When it unveiled the A350 XWB at Farnborough in July, Airbus said that it intended to be ready to seek an industrial launch decision for the new programme "in three months". However, according to industry sources, Airbus has told senior planners at various suppliers that the tumult over the A380 delay, the restructuring and the changeover in leadership and other senior management have left its original plans in complete disarray.

Flight International understands that major systems and engine suppliers that were originally intending to travel to Toulouse for Airbus's regular six-monthly future products strategic planning meeting around mid-November have been told to cancel. "They have no strategic plan at the moment," says one key supplier, which does not want to be identified.
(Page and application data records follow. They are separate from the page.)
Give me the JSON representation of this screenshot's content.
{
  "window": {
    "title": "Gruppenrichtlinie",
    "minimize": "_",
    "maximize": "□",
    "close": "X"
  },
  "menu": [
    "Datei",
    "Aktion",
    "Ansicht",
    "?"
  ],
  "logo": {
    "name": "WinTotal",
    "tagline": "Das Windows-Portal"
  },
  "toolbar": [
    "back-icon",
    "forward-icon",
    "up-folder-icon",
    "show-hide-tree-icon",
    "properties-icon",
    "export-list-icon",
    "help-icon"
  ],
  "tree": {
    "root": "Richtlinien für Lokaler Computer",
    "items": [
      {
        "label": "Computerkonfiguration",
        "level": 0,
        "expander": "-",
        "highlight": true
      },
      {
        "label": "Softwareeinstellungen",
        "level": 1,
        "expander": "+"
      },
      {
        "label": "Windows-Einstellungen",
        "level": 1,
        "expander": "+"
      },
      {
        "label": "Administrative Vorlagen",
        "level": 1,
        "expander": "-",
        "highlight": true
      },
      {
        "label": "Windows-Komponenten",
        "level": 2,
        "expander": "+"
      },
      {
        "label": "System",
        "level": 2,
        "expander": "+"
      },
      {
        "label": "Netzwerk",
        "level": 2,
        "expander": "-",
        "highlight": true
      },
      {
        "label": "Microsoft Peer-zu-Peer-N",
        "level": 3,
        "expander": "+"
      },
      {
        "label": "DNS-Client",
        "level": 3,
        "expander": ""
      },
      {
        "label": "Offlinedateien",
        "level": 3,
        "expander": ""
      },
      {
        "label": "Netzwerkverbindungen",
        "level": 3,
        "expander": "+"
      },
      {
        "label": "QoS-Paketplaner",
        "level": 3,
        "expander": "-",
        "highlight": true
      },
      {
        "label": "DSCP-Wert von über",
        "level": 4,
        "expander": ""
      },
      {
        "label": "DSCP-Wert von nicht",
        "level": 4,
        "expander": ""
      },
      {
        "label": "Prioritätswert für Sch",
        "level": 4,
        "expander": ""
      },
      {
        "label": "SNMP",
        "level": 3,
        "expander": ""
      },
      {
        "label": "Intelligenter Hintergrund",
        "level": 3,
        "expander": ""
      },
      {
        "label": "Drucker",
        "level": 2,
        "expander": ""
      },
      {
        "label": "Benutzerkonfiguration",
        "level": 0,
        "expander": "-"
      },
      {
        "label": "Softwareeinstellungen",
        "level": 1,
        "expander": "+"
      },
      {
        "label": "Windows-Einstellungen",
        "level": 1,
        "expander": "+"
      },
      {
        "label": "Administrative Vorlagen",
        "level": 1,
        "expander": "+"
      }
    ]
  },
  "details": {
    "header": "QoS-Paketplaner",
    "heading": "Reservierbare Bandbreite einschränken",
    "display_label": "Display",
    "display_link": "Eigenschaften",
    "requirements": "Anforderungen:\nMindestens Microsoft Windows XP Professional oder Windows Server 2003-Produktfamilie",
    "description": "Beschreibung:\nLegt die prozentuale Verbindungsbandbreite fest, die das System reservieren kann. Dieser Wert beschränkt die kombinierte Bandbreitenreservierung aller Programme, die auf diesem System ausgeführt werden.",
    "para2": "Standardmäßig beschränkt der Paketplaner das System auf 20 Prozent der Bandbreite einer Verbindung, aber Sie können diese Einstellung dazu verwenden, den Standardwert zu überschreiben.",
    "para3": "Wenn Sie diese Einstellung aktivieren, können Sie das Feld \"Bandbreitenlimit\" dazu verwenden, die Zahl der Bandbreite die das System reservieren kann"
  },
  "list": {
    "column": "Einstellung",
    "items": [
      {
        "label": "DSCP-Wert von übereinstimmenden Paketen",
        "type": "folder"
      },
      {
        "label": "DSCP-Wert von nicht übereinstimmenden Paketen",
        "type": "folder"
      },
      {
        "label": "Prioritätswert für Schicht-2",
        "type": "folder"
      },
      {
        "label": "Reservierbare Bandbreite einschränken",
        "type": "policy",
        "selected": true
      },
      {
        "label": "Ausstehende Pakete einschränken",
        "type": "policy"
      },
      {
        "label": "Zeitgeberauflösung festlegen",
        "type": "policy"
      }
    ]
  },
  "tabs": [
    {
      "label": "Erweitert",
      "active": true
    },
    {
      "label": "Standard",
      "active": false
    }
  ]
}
Meanwhile, the A380's production crisis has forced Airbus to increase the break-even forecast for the programme to 420 aircraft, against the 270-unit prediction made last year. The revision was revealed by Airbus chief financial officer Andreas Sperl last week at a global investor forum held by EADS. Sperl maintains the company will sell the 751 A380s previously forecast.

Meanwhile, there is growing speculation that newly appointed Airbus chief executive Louis Gallois is poised to name Fabrice Bregier, chief executive of EADS's helicopter unit Eurocopter, as his number two at the airframer. "There are discussions going on," Bregier is reported to have told journalists last week. "There is a possibility that these decisions will concern me."

In an interview last week with French daily newspaper La Dépêche du Midi, Gallois said that the Airbus Power 8 cost-cutting plan created by his predecessor Christian Streiff would be needed "even without the A380 problems...simply to tackle the weakness of the dollar". He added that the weak dollar has resulted in Airbus losing "20% of our competitiveness to Boeing since the launch of the A380 programme in 2000", and that the "very future of Airbus is in the balance" without the cost-cutting effort.